(Given data Opens)

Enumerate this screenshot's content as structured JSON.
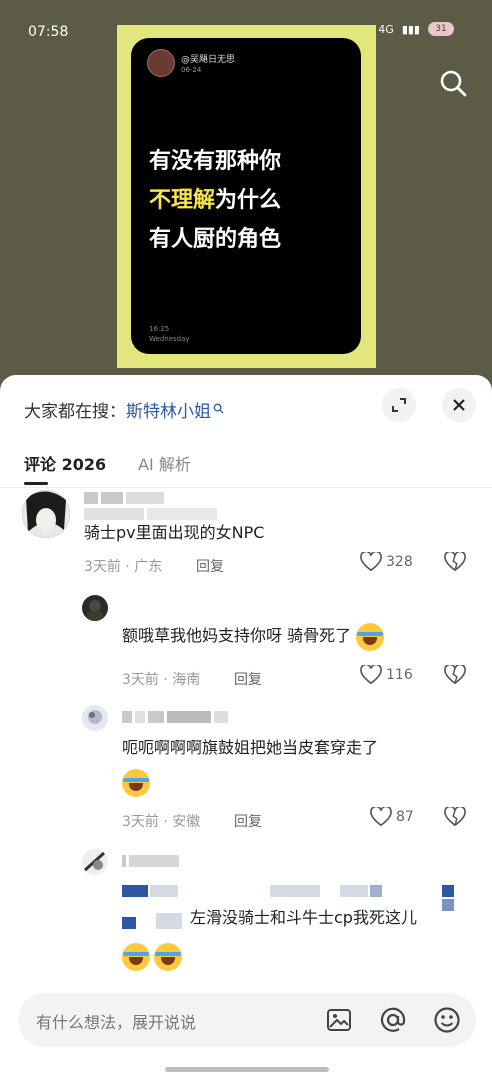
{
  "status": {
    "time": "07:58",
    "network": "4G",
    "battery": "31"
  },
  "poster": {
    "username": "@吴飓日无思",
    "date": "06-24",
    "line1": "有没有那种你",
    "line2_highlight": "不理解",
    "line2_rest": "为什么",
    "line3": "有人厨的角色",
    "clock": "16:25",
    "weekday": "Wednesday"
  },
  "sheet": {
    "suggest_prefix": "大家都在搜：",
    "suggest_keyword": "斯特林小姐",
    "tabs": [
      {
        "label": "评论 2026"
      },
      {
        "label": "AI 解析"
      }
    ]
  },
  "comments": [
    {
      "text": "骑士pv里面出现的女NPC",
      "meta": "3天前 · 广东",
      "reply": "回复",
      "likes": "328"
    },
    {
      "text": "额哦草我他妈支持你呀 骑骨死了",
      "meta": "3天前 · 海南",
      "reply": "回复",
      "likes": "116"
    },
    {
      "text": "呃呃啊啊啊旗鼓姐把她当皮套穿走了",
      "meta": "3天前 · 安徽",
      "reply": "回复",
      "likes": "87"
    },
    {
      "text": "左滑没骑士和斗牛士cp我死这儿"
    }
  ],
  "input": {
    "placeholder": "有什么想法，展开说说"
  },
  "colors": {
    "keyword": "#2b5aa8",
    "highlight": "#f6e54a",
    "frame": "#e3e67c",
    "backdrop": "#5c5c46"
  }
}
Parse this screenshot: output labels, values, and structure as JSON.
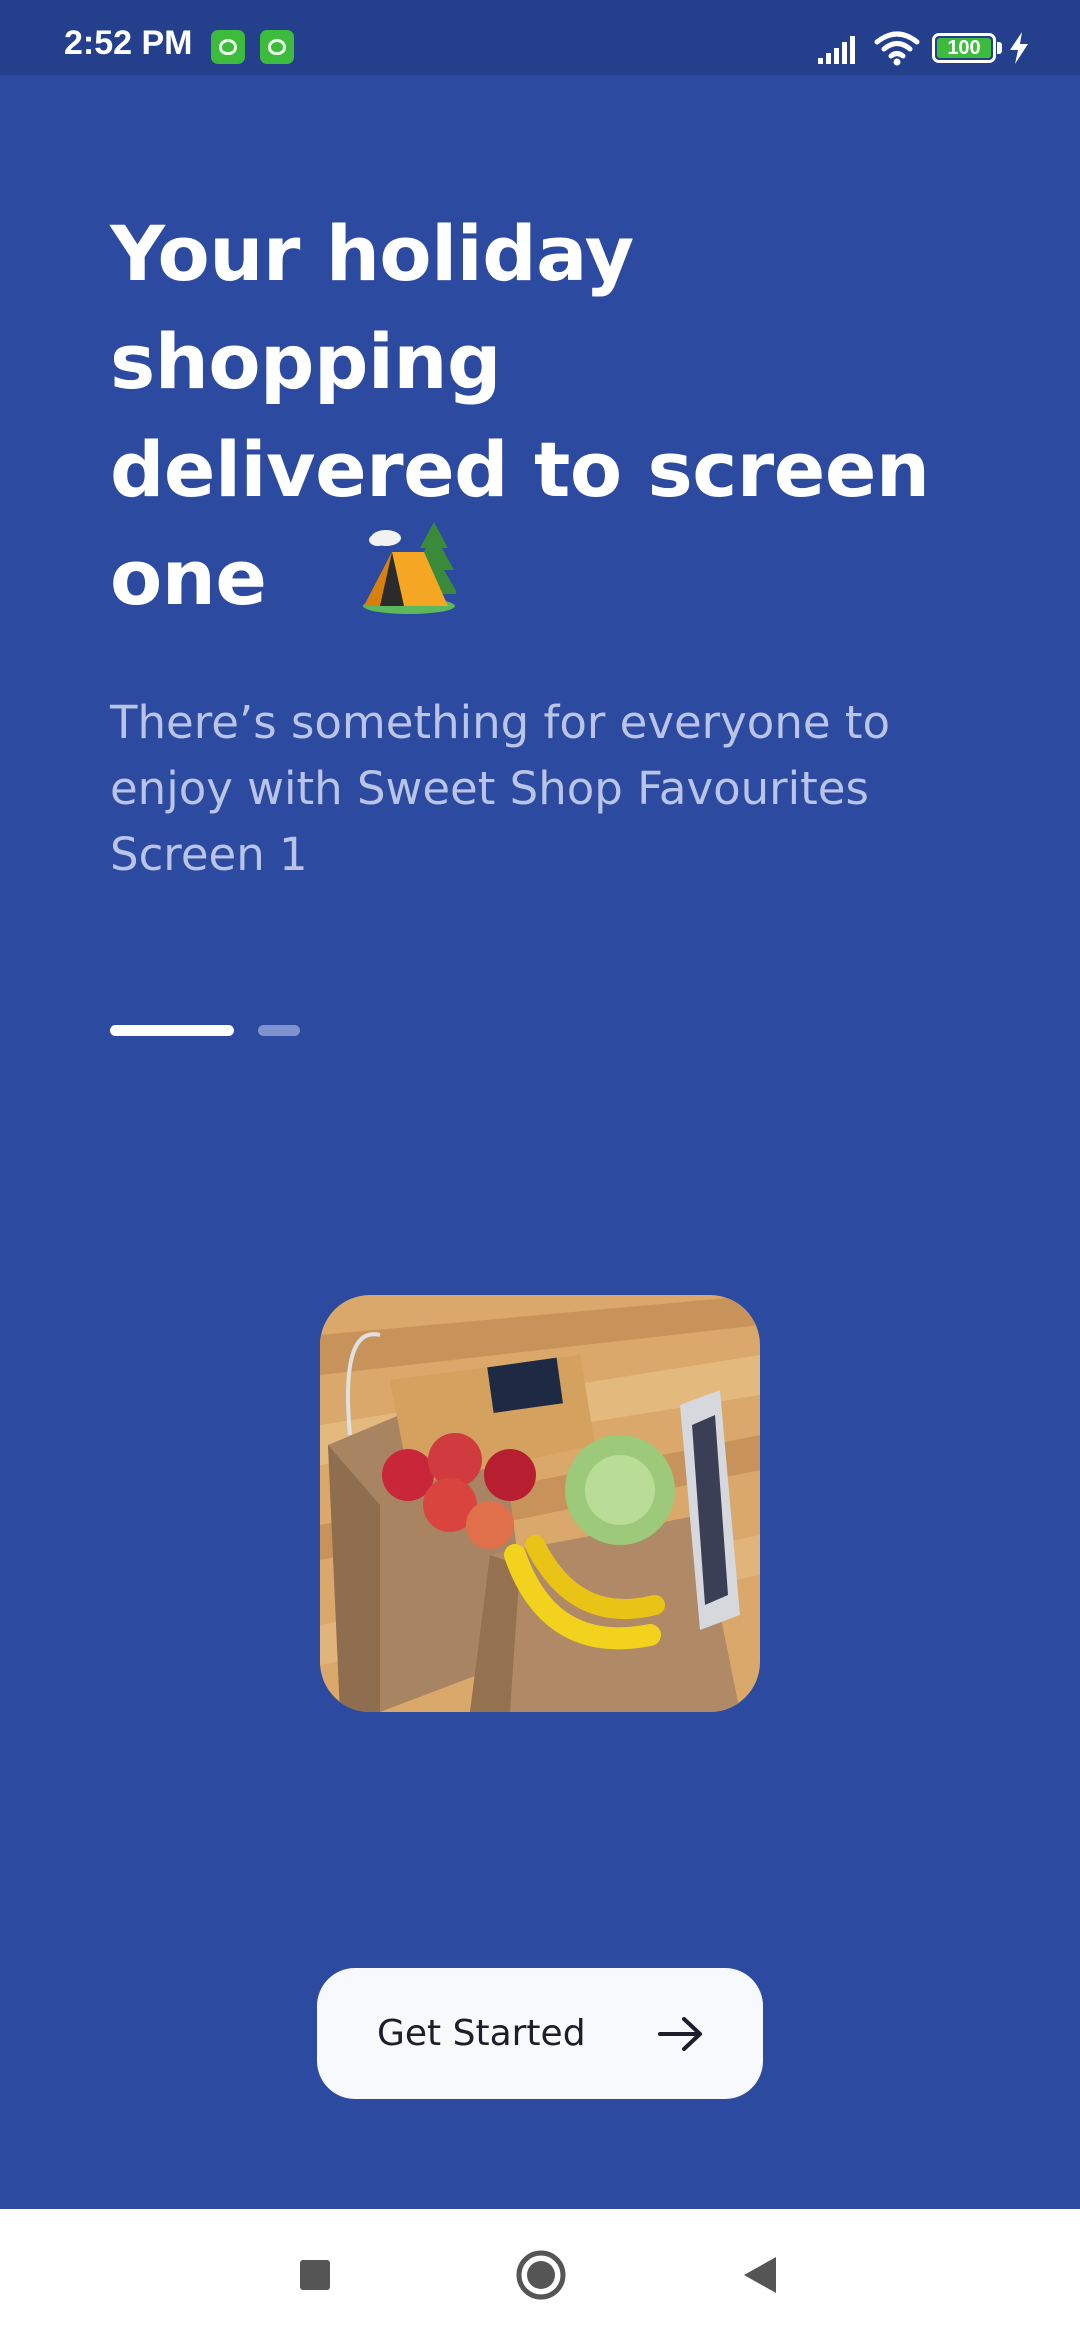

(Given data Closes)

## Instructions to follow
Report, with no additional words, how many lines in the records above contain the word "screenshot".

## Task answer
2